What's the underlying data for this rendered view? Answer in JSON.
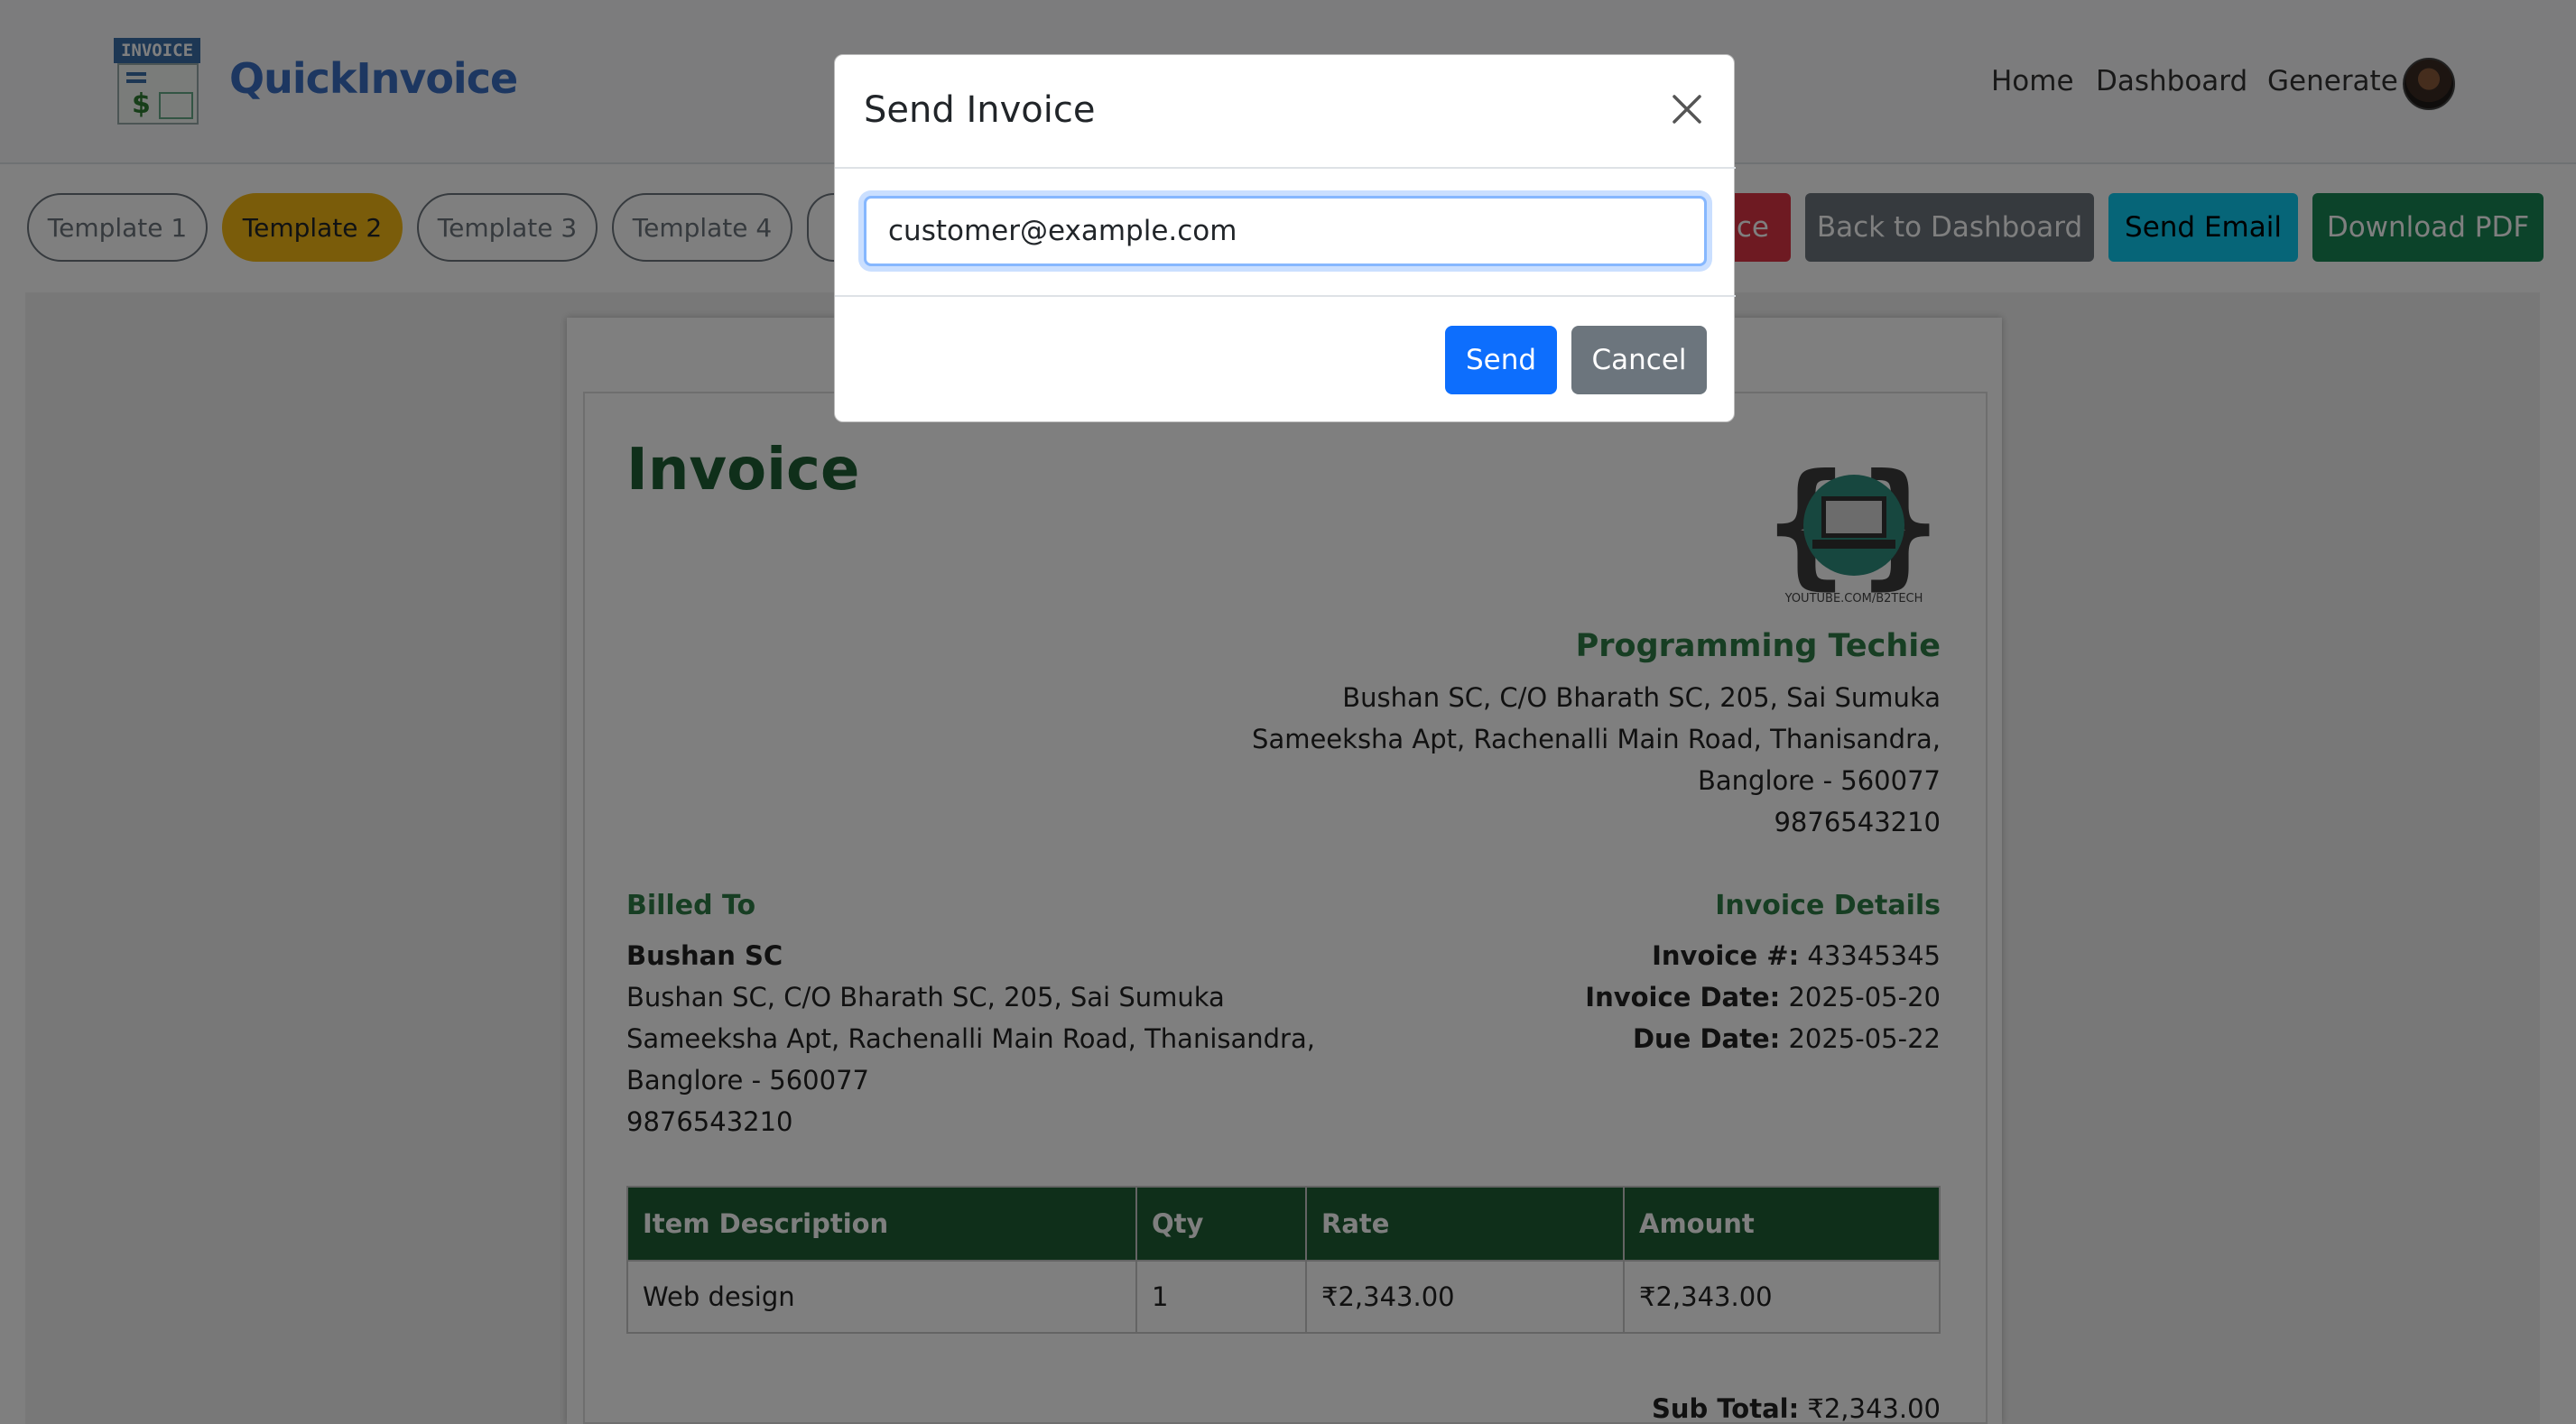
{
  "app": {
    "brand": "QuickInvoice",
    "logo_text": "INVOICE",
    "logo_symbol": "$"
  },
  "nav": {
    "home": "Home",
    "dashboard": "Dashboard",
    "generate": "Generate"
  },
  "templates": [
    {
      "label": "Template 1",
      "active": false
    },
    {
      "label": "Template 2",
      "active": true
    },
    {
      "label": "Template 3",
      "active": false
    },
    {
      "label": "Template 4",
      "active": false
    }
  ],
  "toolbar": {
    "delete_label_partial": "ce",
    "back_label": "Back to Dashboard",
    "send_email_label": "Send Email",
    "download_label": "Download PDF"
  },
  "colors": {
    "active_template": "#f5b914",
    "danger": "#dc3545",
    "secondary": "#6c757d",
    "info": "#0dcaf0",
    "success": "#198754",
    "primary": "#0d6efd",
    "invoice_green": "#1f5f34"
  },
  "invoice": {
    "title": "Invoice",
    "logo_caption": "YOUTUBE.COM/B2TECH",
    "company": {
      "name": "Programming Techie",
      "address_lines": [
        "Bushan SC, C/O Bharath SC, 205, Sai Sumuka",
        "Sameeksha Apt, Rachenalli Main Road, Thanisandra,",
        "Banglore - 560077",
        "9876543210"
      ]
    },
    "billed_to": {
      "heading": "Billed To",
      "name": "Bushan SC",
      "lines": [
        "Bushan SC, C/O Bharath SC, 205, Sai Sumuka",
        "Sameeksha Apt, Rachenalli Main Road, Thanisandra,",
        "Banglore - 560077",
        "9876543210"
      ]
    },
    "details": {
      "heading": "Invoice Details",
      "number_label": "Invoice #:",
      "number": "43345345",
      "date_label": "Invoice Date:",
      "date": "2025-05-20",
      "due_label": "Due Date:",
      "due": "2025-05-22"
    },
    "table": {
      "headers": [
        "Item Description",
        "Qty",
        "Rate",
        "Amount"
      ],
      "rows": [
        [
          "Web design",
          "1",
          "₹2,343.00",
          "₹2,343.00"
        ]
      ]
    },
    "subtotal_label": "Sub Total:",
    "subtotal_value": "₹2,343.00"
  },
  "modal": {
    "title": "Send Invoice",
    "email_value": "customer@example.com",
    "send_label": "Send",
    "cancel_label": "Cancel"
  }
}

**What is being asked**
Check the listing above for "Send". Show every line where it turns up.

**Answer below**
    "send_email_label": "Send Email",
    "title": "Send Invoice",
    "send_label": "Send",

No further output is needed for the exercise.